Carlin Dodrill wrote a history of the Cedar Lodge in 1982. He noted that the club was started ” ….by a group of men who loved to make home brew and drink it, too.” They looked for a place where they could enjoy cook-outs and found an old farm house on Bethany Pike at the foot of Buchanan Hill on the Southwest side of Buffalo Creek. Prior to selecting the farm house, a tent was used to congregate near the farm house. There was a cave in back of the house where the home brew was stored. The farm provided plenty of room for a garden and fishing. In 1932, while at the Bethany Pike location, a charter was written and the club was named the “Cedar Lodge” because of the cedar trees near the farm house. The club moved to Follansbee around 1934. The new location was the Brandt Building located on the West side of Main Street in the 900 block. Cedar Lodge had the entire second floor and Harry Brandt had a barbershop on the first floor.
The first floor was later occupied by Blakley’s Barbershop. About 1938 the club decided to have a basketball team. The uniform colors were turquoise blue and satin black with white leather shoes. Teams were played from local towns. Dodrill explained, the team would meet at the club and drink a lot of beer before the games. “It didn’t make much difference because we only played half the court — the first guy dribbled until he was past the center line, then shot.”
The club remained in the same location until 1945 when the Brandt Building was sold. With many members serving in the war overseas, a move was made to a couple rooms in the back of the old Leon Building, later known as the Dr. DiBiasse Building. Jim DiPasquale, the local distributor for Fort Pitt beer, helped the club move with his truck.
The new location was a failure from the start because the Lodge’s entrance was in the back. No one came in. Within a month another location was secured in the old Linorelli Building, which once stood just south of where the Yacht Club is today. The club gained momentum as army boys came home from the war. In 1946, a house across the street (present club) was for sale. Hearty DiPasquale was living there at the time. The Cedar Lodge was able to buy the place for cash. With Carlin Dodrill acting as the Lodge Secretary, work on the house began including construction of a bar, a new gas line and furnace.

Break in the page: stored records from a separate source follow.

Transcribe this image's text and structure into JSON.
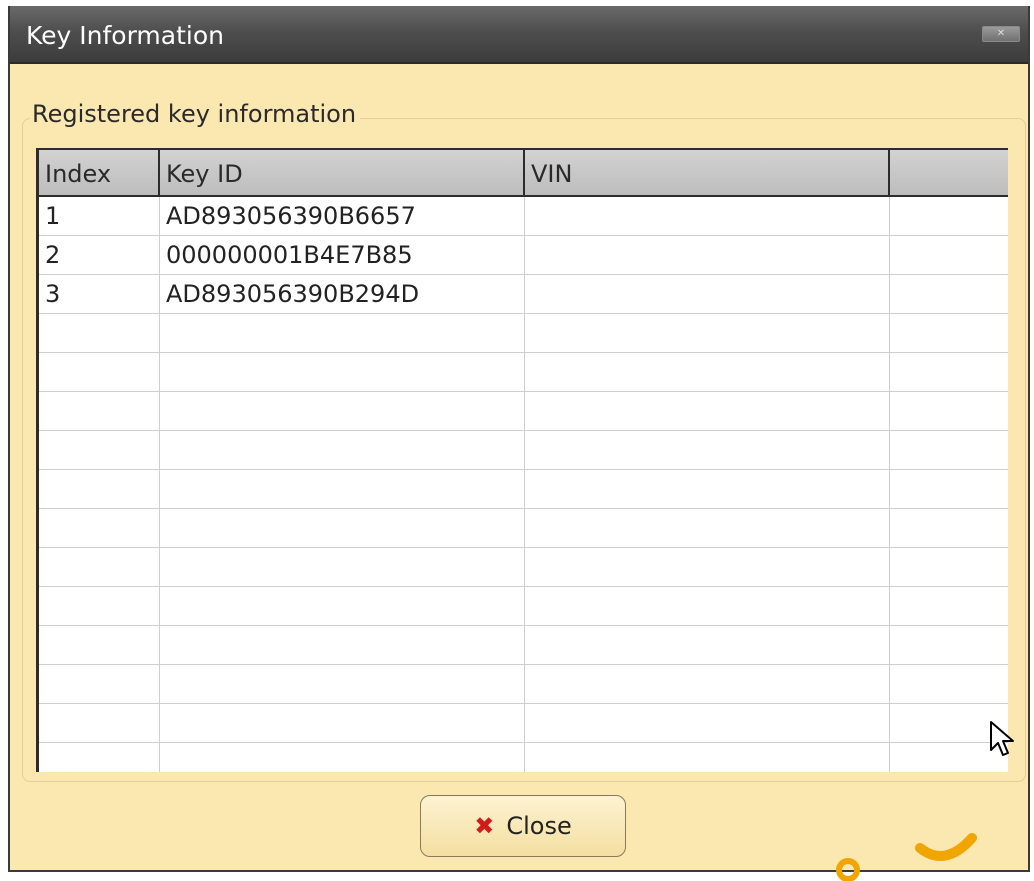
{
  "window": {
    "title": "Key Information"
  },
  "group": {
    "legend": "Registered key information"
  },
  "grid": {
    "columns": [
      "Index",
      "Key ID",
      "VIN",
      ""
    ],
    "rows": [
      [
        "1",
        "AD893056390B6657",
        "",
        ""
      ],
      [
        "2",
        "000000001B4E7B85",
        "",
        ""
      ],
      [
        "3",
        "AD893056390B294D",
        "",
        ""
      ],
      [
        "",
        "",
        "",
        ""
      ],
      [
        "",
        "",
        "",
        ""
      ],
      [
        "",
        "",
        "",
        ""
      ],
      [
        "",
        "",
        "",
        ""
      ],
      [
        "",
        "",
        "",
        ""
      ],
      [
        "",
        "",
        "",
        ""
      ],
      [
        "",
        "",
        "",
        ""
      ],
      [
        "",
        "",
        "",
        ""
      ],
      [
        "",
        "",
        "",
        ""
      ],
      [
        "",
        "",
        "",
        ""
      ],
      [
        "",
        "",
        "",
        ""
      ],
      [
        "",
        "",
        "",
        ""
      ]
    ]
  },
  "buttons": {
    "close_label": "Close",
    "close_icon": "red-x-icon"
  },
  "colors": {
    "window_bg": "#fbe8b0",
    "titlebar": "#4e4e4e",
    "close_icon": "#d41a1a",
    "watermark": "#f0a500"
  }
}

The Cedar Lodge remains in the same location and is one of the most successful clubs in the Northern Panhandle. Since the late 1960s the membership has diversified to include many from the lower end of town.
During its formal years, the Cider Lodge became a symbol for the Orchard section of town where a number of prominent factory bosses resided. For years, the Cider Lodge membership was closed to Lower Enders based on ethic-social-economic lines.
Among the original 1931 charter members of the Lodge were William H. Lake, Brown Lattimer, “Bobby Dobbs” Morris, “Whitey” Glazer, Pete Adler, Sr., “Paddy” Walker, Lou Diller, Tommy Reese, “Heiddy” Heid, “Dunk” Grant, George Shindehetti, “Bobby” Spohn, Jack Keane.
Original Cedar Lodge on Buffalo creek circa 1931. Photo courtesy of the Cedar Lodge.
Picture Cedar Lodge members. Photo courtesy of the Cedar Lodge.
- “History of the Cedar Lodge As Recalled by Carlin Dodrill,” May 1982, (unpublished).